Task instructions: Where the word "printf" shows up in the entries below, please copy the whole line.
# # #
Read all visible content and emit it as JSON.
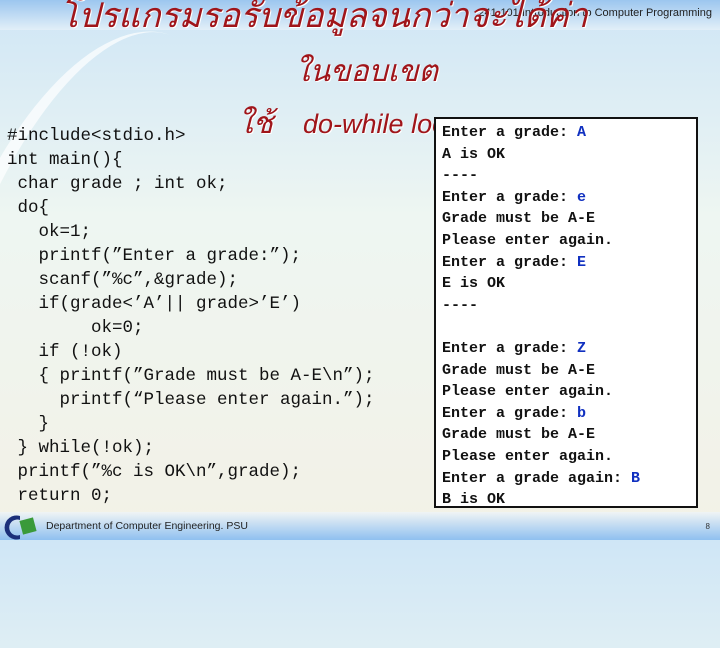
{
  "header": {
    "course": "241-101 Introduction to Computer Programming"
  },
  "title": {
    "line1": "โปรแกรมรอรับข้อมูลจนกว่าจะได้ค่า",
    "line2": "ในขอบเขต",
    "line3_thai": "ใช้",
    "line3_en": "do-while loop"
  },
  "code": [
    "#include<stdio.h>",
    "int main(){",
    " char grade ; int ok;",
    " do{",
    "   ok=1;",
    "   printf(”Enter a grade:”);",
    "   scanf(”%c”,&grade);",
    "   if(grade<’A’|| grade>’E’)",
    "        ok=0;",
    "   if (!ok)",
    "   { printf(”Grade must be A-E\\n”);",
    "     printf(“Please enter again.”);",
    "   }",
    " } while(!ok);",
    " printf(”%c is OK\\n”,grade);",
    " return 0;"
  ],
  "output": [
    {
      "text": "Enter a grade: ",
      "input": "A"
    },
    {
      "text": "A is OK"
    },
    {
      "text": "----"
    },
    {
      "text": "Enter a grade: ",
      "input": "e"
    },
    {
      "text": "Grade must be A-E"
    },
    {
      "text": "Please enter again."
    },
    {
      "text": "Enter a grade: ",
      "input": "E"
    },
    {
      "text": "E is OK"
    },
    {
      "text": "----"
    },
    {
      "text": ""
    },
    {
      "text": "Enter a grade: ",
      "input": "Z"
    },
    {
      "text": "Grade must be A-E"
    },
    {
      "text": "Please enter again."
    },
    {
      "text": "Enter a grade: ",
      "input": "b"
    },
    {
      "text": "Grade must be A-E"
    },
    {
      "text": "Please enter again."
    },
    {
      "text": "Enter a grade again: ",
      "input": "B"
    },
    {
      "text": "B is OK"
    },
    {
      "text": "----"
    }
  ],
  "footer": {
    "department": "Department of Computer Engineering. PSU",
    "page": "8"
  },
  "colors": {
    "title": "#a0151a",
    "input": "#1030c0"
  }
}
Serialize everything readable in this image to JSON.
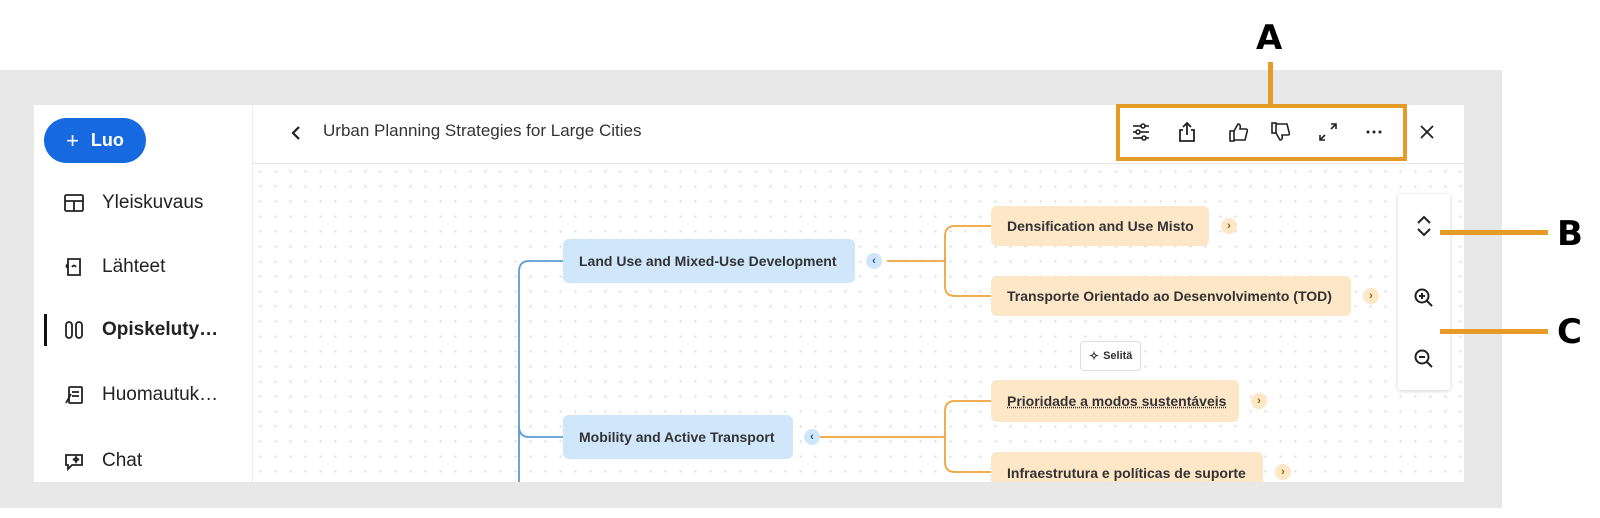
{
  "sidebar": {
    "create_label": "Luo",
    "items": [
      {
        "label": "Yleiskuvaus",
        "icon": "layout-icon"
      },
      {
        "label": "Lähteet",
        "icon": "sources-icon"
      },
      {
        "label": "Opiskeluty…",
        "icon": "study-tools-icon",
        "active": true
      },
      {
        "label": "Huomautuk…",
        "icon": "notes-icon"
      },
      {
        "label": "Chat",
        "icon": "chat-icon"
      }
    ]
  },
  "header": {
    "title": "Urban Planning Strategies for Large Cities",
    "toolbar": [
      "settings-sliders-icon",
      "share-icon",
      "thumbs-up-icon",
      "thumbs-down-icon",
      "expand-icon",
      "more-icon",
      "close-icon"
    ]
  },
  "mindmap": {
    "branches": [
      {
        "label": "Land Use and Mixed-Use Development",
        "toggle": "‹",
        "children": [
          {
            "label": "Densification and Use Misto",
            "toggle": "›"
          },
          {
            "label": "Transporte Orientado ao Desenvolvimento (TOD)",
            "toggle": "›"
          }
        ]
      },
      {
        "label": "Mobility and Active Transport",
        "toggle": "‹",
        "children": [
          {
            "label": "Prioridade a modos sustentáveis",
            "toggle": "›"
          },
          {
            "label": "Infraestrutura e políticas de suporte",
            "toggle": "›"
          }
        ]
      }
    ],
    "explain_label": "Selitä"
  },
  "zoom_controls": [
    "expand-collapse-icon",
    "zoom-in-icon",
    "zoom-out-icon"
  ],
  "callouts": {
    "a": "A",
    "b": "B",
    "c": "C"
  },
  "colors": {
    "primary": "#1769e0",
    "branch_blue": "#cfe6fb",
    "branch_orange": "#fde7c7",
    "callout": "#e59b26"
  }
}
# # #
Answer section:
    "   printf(”Enter a grade:”);",
    "   { printf(”Grade must be A-E\\n”);",
    "     printf(“Please enter again.”);",
    " printf(”%c is OK\\n”,grade);",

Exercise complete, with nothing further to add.